All the characters here are Indian. The emotions are all in the cultural family, so to speak, and we don’t need to leap to thoughts of post-colonial or subaltern repression and resistance. But since the novel is written in English, the language is itself a historical marker, a relic of empire. The characters in the novel certainly speak English (go to a convent school, drink whisky, drive a Rover, read Ella Wheeler Wilcox, although they don’t each of them do all of those things), but they don’t speak only English, and it’s not clear when they switch languages. When the priest recites his prayers at the ceremony or tells the boatman to ‘Turn back now, it’s done,’ he is presumably not speaking English. When the daughter says ‘Mama’, I think perhaps she is. Although Desai dedicates this novel ‘To Those Whose Stories I’ve Told’, part of her discretion is her refusal to speak at length for her characters, to represent directly, for instance, the rage that may haunt their obedience. She speaks another language, or rather two other languages, English and the language of images.
Desai’s awareness of these languages is one answer to the question Tabish Khair puts in his intelligent and argumentative book on contemporary Indian English novels: ‘how can agency be expressed and recognised when the medium of expression is not the agent’s?’ This is a fine question, but it’s about a sense of language rather than a linguistic fact. It’s not, I think, that English doesn’t belong to the Indians who speak it: why wouldn’t it belong to them as much as to anyone else? Or better, does it make any sense to think of language as belonging to anyone? But assumptions of possession and dispossession are everywhere, and full of intimations of class and power. ‘This language in which we are speaking is his before it is mine,’ Stephen Dedalus thinks while talking to an English priest in Portrait of the Artist as a Young Man. The language isn’t the priest’s and isn’t Stephen’s, but the priest talks as if he owned it and Stephen feels he never will. Neither, we may wish to recall, has any other language except those he has learned in school.

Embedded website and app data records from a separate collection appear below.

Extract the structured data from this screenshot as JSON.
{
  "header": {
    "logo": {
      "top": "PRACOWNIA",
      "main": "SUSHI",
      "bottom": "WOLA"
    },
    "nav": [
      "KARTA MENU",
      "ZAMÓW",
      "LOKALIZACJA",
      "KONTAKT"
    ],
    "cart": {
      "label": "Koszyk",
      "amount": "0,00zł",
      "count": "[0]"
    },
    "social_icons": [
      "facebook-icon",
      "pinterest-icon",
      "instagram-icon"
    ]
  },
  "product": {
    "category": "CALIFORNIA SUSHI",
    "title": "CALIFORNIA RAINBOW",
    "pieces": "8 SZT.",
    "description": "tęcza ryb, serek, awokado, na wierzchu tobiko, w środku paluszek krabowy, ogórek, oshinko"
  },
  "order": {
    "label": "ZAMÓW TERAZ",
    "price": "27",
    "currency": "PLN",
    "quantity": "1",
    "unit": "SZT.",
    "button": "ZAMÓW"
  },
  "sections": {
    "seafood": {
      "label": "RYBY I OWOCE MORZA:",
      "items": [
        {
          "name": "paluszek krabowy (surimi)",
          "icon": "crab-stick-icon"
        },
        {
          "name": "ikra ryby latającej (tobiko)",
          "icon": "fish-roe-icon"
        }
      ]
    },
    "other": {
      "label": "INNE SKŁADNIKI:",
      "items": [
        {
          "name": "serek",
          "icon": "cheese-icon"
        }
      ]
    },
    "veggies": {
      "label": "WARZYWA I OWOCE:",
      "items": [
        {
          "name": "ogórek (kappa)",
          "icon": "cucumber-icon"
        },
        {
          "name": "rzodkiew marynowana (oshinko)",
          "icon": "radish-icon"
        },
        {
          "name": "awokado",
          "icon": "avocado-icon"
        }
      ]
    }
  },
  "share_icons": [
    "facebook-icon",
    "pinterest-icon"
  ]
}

There are 16 official languages in India. Some 5 per cent of the population can read English, but mostly for vocational or technical purposes, while about 40 per cent know Hindi. I’m taking these figures both from Khair and from an article by Pankaj Mishra in the New York Review of Books. Readers and writers of English are thus a tiny minority, but Khair quotes the critic Harish Travedi as saying ‘it is this tiny minority which is the privileged, prosperous, decision-making new ruling caste of the country.’ The privilege and the proportion exclude so much of what is there (although the exclusions work in different ways) that I’m not sure where this leaves non-Indian readers of Indian English fiction, except with a huge reminder of everything we don’t know and perhaps can’t know. We should remember, too, that much Indian fiction in English is written for readers abroad, or indeed written abroad. All three of the novelists discussed in this review live in the United States, Khair in Copenhagen.